'All work, no independent play' is hurting children's mental health

Adults' drive to guide children has deprived them of the independence they need


A new study found that children's mental health is getting worse because they have fewer chances to play and do things on their own. Even though adults want to keep kids safe, they are not letting them be independent, which is making them anxious, sad, and even think about hurting themselves.

Anxiety and depression are becoming more common among children and teenagers in the United States. This is a big problem and has been declared an emergency. There are many reasons why this is happening, but a new study says that one big reason is that children don't have as many chances to play and explore on their own as they used to. Adults want to keep children safe, but they may be making them unhappy by not giving them the freedom they need. This can cause anxiety, depression, and even thoughts of suicide.

The rise in mental health disorders in children and teens is attributed to a decline over decades in opportunities for them to play, roam and engage in activities independent of direct oversight and control by adults

Findings, published in the Journal of Pediatrics, suggest that the rise in mental health disorders is attributed to a decline over decades in opportunities for children and teens to play, roam and engage in activities independent of direct oversight and control by adults. Although well intended, adults' drive to guide and protect children and teens has deprived them of the independence they need for mental health, contributing to record levels of anxiety, depression, and suicide among young people.

"Parents today are regularly subject to messages about the dangers that might befall unsupervised children and the value of high achievement in school. But they hear little of the countervailing messages that if children are to grow up well-adjusted, they need ever-increasing opportunities for independent activity, including self-directed play and meaningful contributions to family and community life, which are signs that they are trusted, responsible, and capable. They need to feel they can deal effectively with the real world, not just the world of school," said David F. Bjorklund, Ph.D., co-author and a professor in the Department of Psychology in Florida Atlantic University's Charles E. Schmidt College of Science.

The study also showed that children's freedom to engage in activities that involve some degree of risk and personal responsibility away from adults also has declined over the decades. Risky play, such as climbing high into a tree, helps protect children from developing phobias and reduces future anxiety by boosting self-confidence to deal with emergencies.

Among the many constraints that impact independent activity in children today identified in the study include increased time they spend in school and on schoolwork at home. Between 1950 and 2010, the average length of the school year in the U.S. increased by five weeks. Homework, which was once rare or nonexistent in elementary school, is now common even in kindergarten. Moreover, by 2014, the average time spent in recess (including any recess associated with the lunch period) for elementary schools was just 26.9 minutes a day, and some schools had no recess at all.

"A major category of independent activity, especially for young children, is play," said Bjorklund. "Research, as well as everyday observation, indicates that play is a direct source of children's happiness."

The researchers suggest the increase in school time and pressure to achieve over decades may have impacted mental health not just by detracting from time and opportunity for independent activities but also because fear of academic failure, or fear of insufficient achievement, is a direct source of distress.

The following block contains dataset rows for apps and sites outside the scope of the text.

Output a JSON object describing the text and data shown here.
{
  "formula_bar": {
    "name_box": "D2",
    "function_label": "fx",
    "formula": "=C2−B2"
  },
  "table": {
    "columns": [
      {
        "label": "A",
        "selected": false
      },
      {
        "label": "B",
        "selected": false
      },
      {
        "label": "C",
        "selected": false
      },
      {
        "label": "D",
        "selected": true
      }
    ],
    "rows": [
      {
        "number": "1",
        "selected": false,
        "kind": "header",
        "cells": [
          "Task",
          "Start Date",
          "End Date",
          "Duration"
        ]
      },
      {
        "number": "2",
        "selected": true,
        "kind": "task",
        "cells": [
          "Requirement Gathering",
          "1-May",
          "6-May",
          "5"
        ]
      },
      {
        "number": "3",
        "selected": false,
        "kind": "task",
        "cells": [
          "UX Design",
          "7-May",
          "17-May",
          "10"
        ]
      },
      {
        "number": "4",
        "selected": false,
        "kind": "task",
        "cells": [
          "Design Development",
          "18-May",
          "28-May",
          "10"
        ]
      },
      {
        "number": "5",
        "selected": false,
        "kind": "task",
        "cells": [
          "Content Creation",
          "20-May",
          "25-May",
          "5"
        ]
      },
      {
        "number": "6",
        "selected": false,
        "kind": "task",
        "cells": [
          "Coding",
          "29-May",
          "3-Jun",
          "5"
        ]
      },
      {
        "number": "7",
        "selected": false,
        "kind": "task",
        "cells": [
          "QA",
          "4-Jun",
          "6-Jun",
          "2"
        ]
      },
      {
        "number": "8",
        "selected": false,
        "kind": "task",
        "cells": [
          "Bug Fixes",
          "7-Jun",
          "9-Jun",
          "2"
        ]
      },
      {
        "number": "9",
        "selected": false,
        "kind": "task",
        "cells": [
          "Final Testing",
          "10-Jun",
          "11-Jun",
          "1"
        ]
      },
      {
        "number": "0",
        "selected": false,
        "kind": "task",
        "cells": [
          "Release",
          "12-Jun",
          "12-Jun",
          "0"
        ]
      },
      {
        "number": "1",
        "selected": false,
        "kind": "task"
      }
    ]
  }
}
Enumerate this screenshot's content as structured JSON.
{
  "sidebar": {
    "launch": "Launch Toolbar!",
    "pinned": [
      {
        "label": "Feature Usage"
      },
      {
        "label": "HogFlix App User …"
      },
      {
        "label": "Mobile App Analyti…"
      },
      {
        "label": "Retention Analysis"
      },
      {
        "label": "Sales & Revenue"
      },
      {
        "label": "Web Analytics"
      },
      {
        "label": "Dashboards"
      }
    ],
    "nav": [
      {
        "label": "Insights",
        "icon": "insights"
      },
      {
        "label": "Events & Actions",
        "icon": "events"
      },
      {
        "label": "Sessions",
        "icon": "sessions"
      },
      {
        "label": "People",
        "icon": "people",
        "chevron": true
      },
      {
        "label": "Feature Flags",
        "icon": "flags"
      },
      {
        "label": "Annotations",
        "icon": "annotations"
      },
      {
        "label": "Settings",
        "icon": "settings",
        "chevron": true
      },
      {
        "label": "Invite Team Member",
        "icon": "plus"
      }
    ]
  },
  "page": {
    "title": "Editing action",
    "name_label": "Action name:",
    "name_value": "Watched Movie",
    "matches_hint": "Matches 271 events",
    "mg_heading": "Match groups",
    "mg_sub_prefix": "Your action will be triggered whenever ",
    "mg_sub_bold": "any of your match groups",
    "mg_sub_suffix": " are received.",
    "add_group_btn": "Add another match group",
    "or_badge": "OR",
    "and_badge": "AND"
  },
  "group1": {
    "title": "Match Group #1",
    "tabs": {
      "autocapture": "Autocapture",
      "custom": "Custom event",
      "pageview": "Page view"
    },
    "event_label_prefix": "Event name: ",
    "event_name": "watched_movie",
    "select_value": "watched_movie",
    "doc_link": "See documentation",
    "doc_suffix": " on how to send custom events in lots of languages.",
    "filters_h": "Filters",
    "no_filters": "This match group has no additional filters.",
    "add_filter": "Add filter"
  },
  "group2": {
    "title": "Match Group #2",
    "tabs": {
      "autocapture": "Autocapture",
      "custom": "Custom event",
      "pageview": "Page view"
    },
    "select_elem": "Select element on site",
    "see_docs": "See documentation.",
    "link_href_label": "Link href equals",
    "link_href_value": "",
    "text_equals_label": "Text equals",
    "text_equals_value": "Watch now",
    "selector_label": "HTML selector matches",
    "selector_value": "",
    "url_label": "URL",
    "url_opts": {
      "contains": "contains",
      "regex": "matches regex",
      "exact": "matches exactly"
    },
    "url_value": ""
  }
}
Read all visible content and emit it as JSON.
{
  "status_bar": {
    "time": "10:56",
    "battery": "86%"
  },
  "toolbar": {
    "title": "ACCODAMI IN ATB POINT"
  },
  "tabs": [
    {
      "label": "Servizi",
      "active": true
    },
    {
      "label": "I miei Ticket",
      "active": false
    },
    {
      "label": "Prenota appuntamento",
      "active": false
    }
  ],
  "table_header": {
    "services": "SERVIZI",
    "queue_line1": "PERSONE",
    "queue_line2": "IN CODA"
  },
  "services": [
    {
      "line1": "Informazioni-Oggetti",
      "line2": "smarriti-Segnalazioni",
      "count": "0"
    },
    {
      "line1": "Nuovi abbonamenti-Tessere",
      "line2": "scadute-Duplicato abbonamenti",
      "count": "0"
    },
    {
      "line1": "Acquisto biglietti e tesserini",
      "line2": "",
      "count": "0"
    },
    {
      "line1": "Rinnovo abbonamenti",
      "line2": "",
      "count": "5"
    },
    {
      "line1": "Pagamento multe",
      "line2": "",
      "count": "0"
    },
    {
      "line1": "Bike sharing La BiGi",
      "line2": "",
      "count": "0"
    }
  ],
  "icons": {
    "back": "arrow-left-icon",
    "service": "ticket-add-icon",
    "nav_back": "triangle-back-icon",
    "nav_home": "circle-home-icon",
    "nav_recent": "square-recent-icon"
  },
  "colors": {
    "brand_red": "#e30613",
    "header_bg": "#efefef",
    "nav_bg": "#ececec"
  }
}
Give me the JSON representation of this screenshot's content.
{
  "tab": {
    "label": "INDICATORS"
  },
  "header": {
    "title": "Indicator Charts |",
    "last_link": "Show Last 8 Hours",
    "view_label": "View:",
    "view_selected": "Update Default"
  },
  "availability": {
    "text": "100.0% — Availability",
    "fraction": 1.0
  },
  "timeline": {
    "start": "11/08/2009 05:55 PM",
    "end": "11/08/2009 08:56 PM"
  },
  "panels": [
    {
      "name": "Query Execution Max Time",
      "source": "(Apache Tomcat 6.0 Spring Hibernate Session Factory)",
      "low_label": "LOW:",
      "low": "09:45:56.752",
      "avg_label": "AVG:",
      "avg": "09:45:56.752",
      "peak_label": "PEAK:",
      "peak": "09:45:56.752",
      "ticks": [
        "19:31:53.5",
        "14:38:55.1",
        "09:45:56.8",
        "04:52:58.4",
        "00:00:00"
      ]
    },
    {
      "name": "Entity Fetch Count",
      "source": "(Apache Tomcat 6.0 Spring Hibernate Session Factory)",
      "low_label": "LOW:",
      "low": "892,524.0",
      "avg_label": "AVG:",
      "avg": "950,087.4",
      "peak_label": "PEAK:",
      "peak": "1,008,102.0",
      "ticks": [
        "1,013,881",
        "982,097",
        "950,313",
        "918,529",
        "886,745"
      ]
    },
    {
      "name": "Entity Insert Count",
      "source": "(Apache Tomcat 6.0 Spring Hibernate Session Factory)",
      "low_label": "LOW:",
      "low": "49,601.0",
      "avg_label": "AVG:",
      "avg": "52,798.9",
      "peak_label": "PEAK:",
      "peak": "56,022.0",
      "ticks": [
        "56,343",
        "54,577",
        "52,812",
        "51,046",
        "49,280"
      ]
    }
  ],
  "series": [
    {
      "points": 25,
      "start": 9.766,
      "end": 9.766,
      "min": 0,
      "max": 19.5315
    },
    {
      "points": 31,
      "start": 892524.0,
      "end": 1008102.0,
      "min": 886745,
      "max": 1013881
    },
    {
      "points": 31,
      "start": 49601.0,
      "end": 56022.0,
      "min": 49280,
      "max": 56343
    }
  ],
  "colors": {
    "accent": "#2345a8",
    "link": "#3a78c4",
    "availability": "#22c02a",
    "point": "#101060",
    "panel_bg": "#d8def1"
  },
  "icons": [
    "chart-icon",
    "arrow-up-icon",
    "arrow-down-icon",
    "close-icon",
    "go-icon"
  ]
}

"Unlike other crises, such as the COVID epidemic, this decline in independent activity, and hence, mental wellbeing in children has crept up on us gradually, over decades, so many have barely noticed it," said Bjorklund. "Moreover, unlike other health crises, this one is not the result of a highly contagious virus, but rather the result of good intentions carried too far -- intentions to protect children and provide what many believed to be better (interpreted as more) schooling, both in and out of actual schools."

For the study, Bjorklund and co-authors Peter Gray, lead author and a research professor in the Department of Psychology at Boston College; and David F. Lancy, professor emeritus in the College of Humanities and Social Sciences at Utah State University, summarize the large decline over decades in children's opportunities for independent activity; a large decline over the same decades in young people's mental health; effects of independent activity on children's happiness; and effects of independent activity in building long-term psychological resilience.

The article concludes by noting that concern for children's safety and the value of adult guidance needs to be tempered by recognition that, as children grow, they need ever increasing opportunities to manage their own activities independently. The article suggests ways by which this can be accomplished in today's world and ways that pediatricians, family doctors, and public policy makers can help promote such change.